Despite those growing pains, the Giants remain high on Bart, who was the second overall pick of the 2018 MLB Draft, and believe that he’ll be better positioned to succeed as a result of the lessons he learned during his first jaunt in the Majors. With Posey, Casali and Tromp on the 40-man roster, Bart might have to force his way back to San Francisco in 2021, but he’s certainly talented enough to do that.

With the Dodgers and San Diego being quite active this offseason and getting seemingly stronger and deeper with each transaction, do the Giants have any hope at all to reasonably compete against these two fellow NL West clubs in 2021 and the years to come? In practical terms, what really could they do to become a contender in a division with such likely powerhouses?
-- Ray G.

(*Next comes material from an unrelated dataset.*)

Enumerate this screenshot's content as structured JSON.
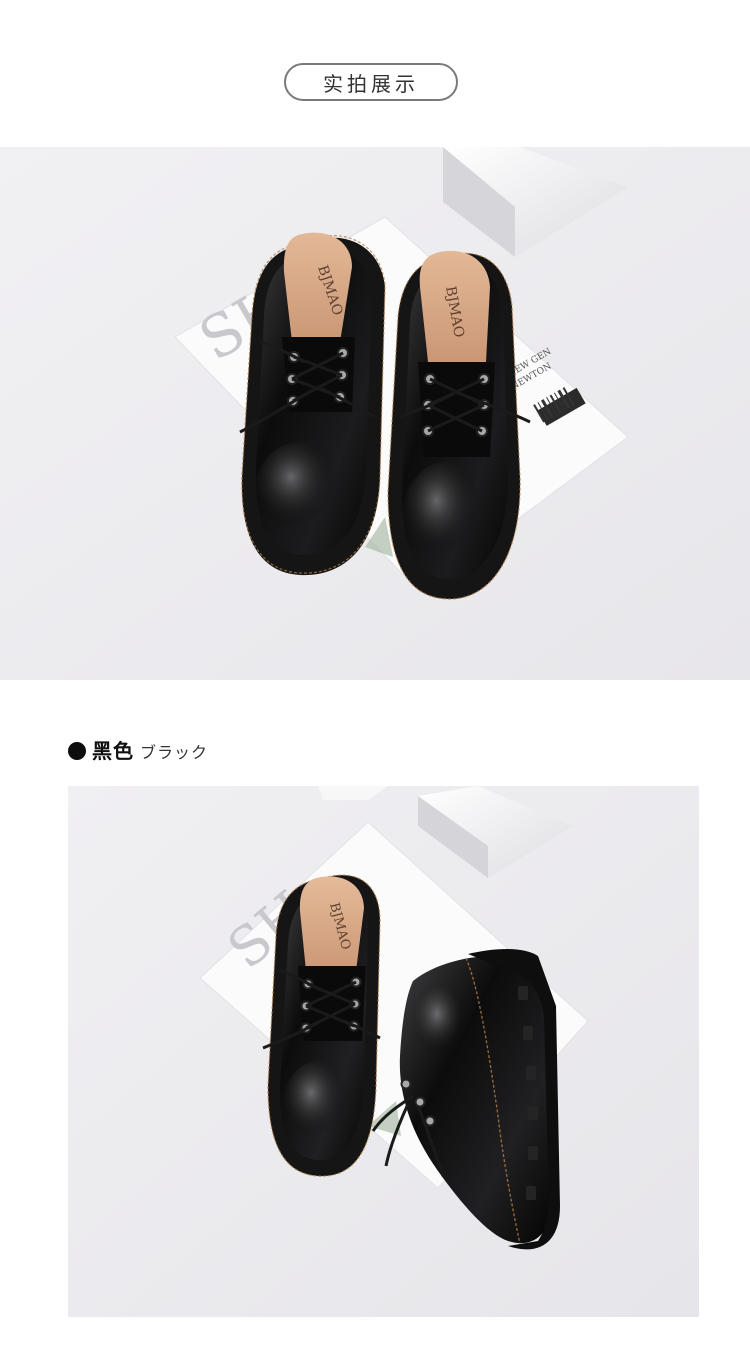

There was already a talent deficit separating the Giants from the Dodgers and Padres, and I think the gulf definitely widened with San Diego’s acquisitions of Yu Darvish and Blake Snell this offseason. Assuming the expanded playoff format doesn’t return in 2021, it’s hard to see the Giants cracking a postseason field that will be widely expected to include the Dodgers, Padres, Braves, Mets and whoever wins the NL Central.

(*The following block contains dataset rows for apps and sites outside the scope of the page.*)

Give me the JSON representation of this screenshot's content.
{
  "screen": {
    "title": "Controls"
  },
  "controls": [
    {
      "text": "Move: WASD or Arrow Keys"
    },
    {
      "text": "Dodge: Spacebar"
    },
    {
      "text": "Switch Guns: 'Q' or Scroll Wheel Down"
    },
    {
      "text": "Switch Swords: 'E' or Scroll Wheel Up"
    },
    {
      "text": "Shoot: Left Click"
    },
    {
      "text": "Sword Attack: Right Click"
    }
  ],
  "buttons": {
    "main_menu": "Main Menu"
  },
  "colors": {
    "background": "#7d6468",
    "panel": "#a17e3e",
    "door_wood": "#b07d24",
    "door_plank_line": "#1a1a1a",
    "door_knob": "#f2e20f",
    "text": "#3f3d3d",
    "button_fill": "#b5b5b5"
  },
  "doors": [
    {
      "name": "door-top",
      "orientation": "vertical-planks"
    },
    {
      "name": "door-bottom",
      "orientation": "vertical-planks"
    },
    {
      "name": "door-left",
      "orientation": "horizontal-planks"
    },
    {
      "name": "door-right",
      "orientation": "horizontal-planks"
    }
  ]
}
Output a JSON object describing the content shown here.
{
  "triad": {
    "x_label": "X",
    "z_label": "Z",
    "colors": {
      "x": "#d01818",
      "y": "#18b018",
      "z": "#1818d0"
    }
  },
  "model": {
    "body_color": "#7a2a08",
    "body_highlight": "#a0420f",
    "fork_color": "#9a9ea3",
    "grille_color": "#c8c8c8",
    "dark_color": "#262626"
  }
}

The short-term outlook doesn’t seem great for San Francisco, but the club might not be as far away from contending as you might think. There’s a wave of promising position players on the way, led by shortstop Marco Luciano, and once that talent begins to crest at the Majors in the next couple of years, I think the Giants will begin to flex their financial resources and complement their next homegrown core with external acquisitions. Don’t forget: Brandon Belt, Brandon Crawford, Posey and Cueto will all be eligible for free agency at the end of the 2021 season, giving the Giants the payroll flexibility to make a big splash via trade or the free-agent market and level up quickly, much like the Padres did.

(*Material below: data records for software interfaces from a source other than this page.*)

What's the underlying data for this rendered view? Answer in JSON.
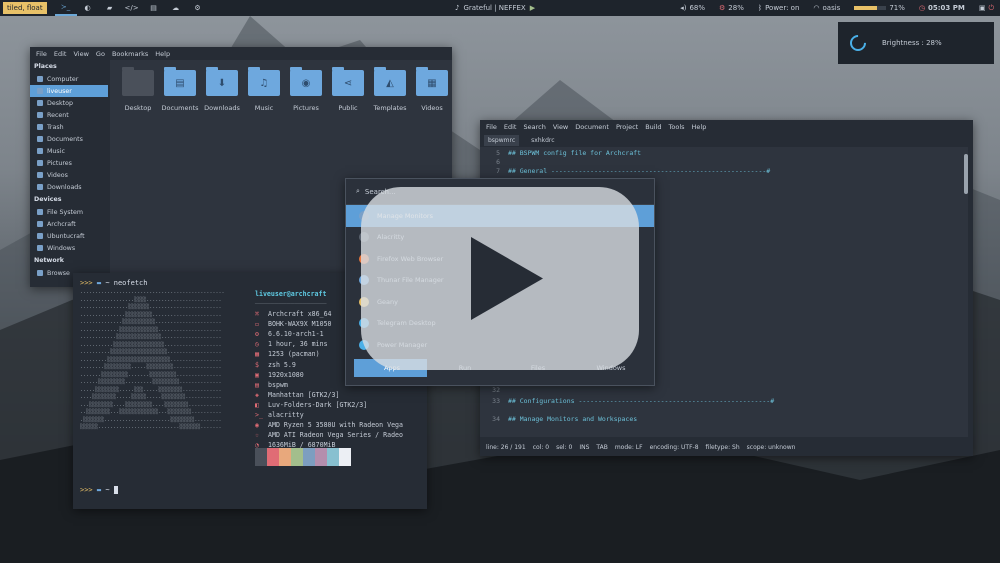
{
  "topbar": {
    "layout": "tiled, float",
    "workspaces": [
      "≻_",
      "◐",
      "▰",
      "</>",
      "▤",
      "☁",
      "⚙"
    ],
    "song": "Grateful | NEFFEX",
    "volume": "68%",
    "cpu": "28%",
    "bluetooth": "Power: on",
    "wifi": "oasis",
    "battery": "71%",
    "battery_level": 0.71,
    "clock": "05:03 PM",
    "accent": "#e8c168"
  },
  "brightness": {
    "label": "Brightness : 28%"
  },
  "file_manager": {
    "menu": [
      "File",
      "Edit",
      "View",
      "Go",
      "Bookmarks",
      "Help"
    ],
    "sections": [
      {
        "title": "Places",
        "items": [
          "Computer",
          "liveuser",
          "Desktop",
          "Recent",
          "Trash",
          "Documents",
          "Music",
          "Pictures",
          "Videos",
          "Downloads"
        ]
      },
      {
        "title": "Devices",
        "items": [
          "File System",
          "Archcraft",
          "Ubuntucraft",
          "Windows"
        ]
      },
      {
        "title": "Network",
        "items": [
          "Browse"
        ]
      }
    ],
    "active_item": "liveuser",
    "folders": [
      "Desktop",
      "Documents",
      "Downloads",
      "Music",
      "Pictures",
      "Public",
      "Templates",
      "Videos"
    ],
    "folder_icons": [
      "desktop",
      "document",
      "download",
      "music",
      "camera",
      "share",
      "template",
      "video"
    ]
  },
  "geany": {
    "menu": [
      "File",
      "Edit",
      "Search",
      "View",
      "Document",
      "Project",
      "Build",
      "Tools",
      "Help"
    ],
    "tabs": [
      "bspwmrc",
      "sxhkdrc"
    ],
    "lines": [
      {
        "n": "5",
        "t": "## BSPWM config file for Archcraft"
      },
      {
        "n": "6",
        "t": ""
      },
      {
        "n": "7",
        "t": "## General -------------------------------------------------------#"
      },
      {
        "n": "31",
        "t": "BSPWM_CENTER=\"0.50\""
      },
      {
        "n": "32",
        "t": ""
      },
      {
        "n": "33",
        "t": "## Configurations -------------------------------------------------#"
      },
      {
        "n": "34",
        "t": "## Manage Monitors and Workspaces"
      }
    ],
    "status": [
      "line: 26 / 191",
      "col: 0",
      "sel: 0",
      "INS",
      "TAB",
      "mode: LF",
      "encoding: UTF-8",
      "filetype: Sh",
      "scope: unknown"
    ]
  },
  "terminal": {
    "prompt_arrows": ">>>",
    "command": "neofetch",
    "user_host": "liveuser@archcraft",
    "info": [
      {
        "icon": "⌘",
        "value": "Archcraft x86_64"
      },
      {
        "icon": "▭",
        "value": "BOHK-WAX9X M1050"
      },
      {
        "icon": "⚙",
        "value": "6.6.10-arch1-1"
      },
      {
        "icon": "◷",
        "value": "1 hour, 36 mins"
      },
      {
        "icon": "▦",
        "value": "1253 (pacman)"
      },
      {
        "icon": "$",
        "value": "zsh 5.9"
      },
      {
        "icon": "▣",
        "value": "1920x1080"
      },
      {
        "icon": "▤",
        "value": "bspwm"
      },
      {
        "icon": "◈",
        "value": "Manhattan [GTK2/3]"
      },
      {
        "icon": "◧",
        "value": "Luv-Folders-Dark [GTK2/3]"
      },
      {
        "icon": ">_",
        "value": "alacritty"
      },
      {
        "icon": "◉",
        "value": "AMD Ryzen 5 3580U with Radeon Vega"
      },
      {
        "icon": "☆",
        "value": "AMD ATI Radeon Vega Series / Radeo"
      },
      {
        "icon": "◔",
        "value": "1636MiB / 6870MiB"
      }
    ],
    "palette": [
      "#4a505a",
      "#e06c75",
      "#e8a87c",
      "#a3be8c",
      "#7d9ec0",
      "#b48ead",
      "#88c0d0",
      "#eceff4"
    ]
  },
  "launcher": {
    "search_label": "Search...",
    "items": [
      {
        "label": "Manage Monitors",
        "color": "#7aa0c8"
      },
      {
        "label": "Alacritty",
        "color": "#5c6470"
      },
      {
        "label": "Firefox Web Browser",
        "color": "#e8763c"
      },
      {
        "label": "Thunar File Manager",
        "color": "#6ea8de"
      },
      {
        "label": "Geany",
        "color": "#e8c168"
      },
      {
        "label": "Telegram Desktop",
        "color": "#4ab0e8"
      },
      {
        "label": "Power Manager",
        "color": "#4ab0e8"
      }
    ],
    "modes": [
      "Apps",
      "Run",
      "Files",
      "Windows"
    ]
  }
}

President of baseball operations Farhan Zaidi’s directive has always been to build the Giants back into a perennial contender, but that process doesn’t happen overnight. Their division rivals won’t make it easier, but I think the Giants are heading in the right direction. Just be prepared for a little more patience.

40-man roster now with four catchers and zero left-handed starting pitchers. Any word on any potential signing or trade for a LH SP?
-- @johnnyfromnj via Twitter

I’d be surprised if the Giants opened the season without at least one left-handed starting option, so I think they’ll try to recoup some depth here, even if it’s on a Minor League deal. With Andrew Suárez jumping to the KBO, is the only lefty on the 40-man roster with starting experience in the Majors, and he was used out of the rotation only three times in 2019.

The Giants have had success buying low on bounce-back candidates in recent years, so they might be drawn to someone like , a former All-Star with the White Sox who threw only 10 innings in an injury-riddled 2020 campaign. , another former All-Star who knows Zaidi from his days with the Dodgers, and are two other potential free-agent fits.

I was wondering which reliever on the roster today has the lead in the race for the closer job? Will it be one man's job or a committee?
-- Aaron P.

I think the Giants would love to have a reliever earn the closer job rather than have to rely on a committee like last year. They have a potential candidate in right-hander , who appeared to be the Giants’ closer of the future before missing the 2020 season while rehabbing from shoulder surgery.

Manager Gabe Kapler said he and pitching coach Andrew Bailey have spoken with Moronta, who is listed at 5-foot-10, 265 pounds, and challenged him to come into Spring Training in peak physical condition and re-establish himself as a key late-innings weapon out of the bullpen.

“We believe he has an opportunity to be key to our bullpen next year,” Kapler said in December. “We know how talented he is. He's totally healthy now, so we're asking for our players to come in great shape.”

If Moronta can return to his pre-surgery form, I think he’ll be a guy who the Giants will depend on to close out the ninth. If he experiences a dip in performance, the Giants will need another reliever to step in and help fill that void.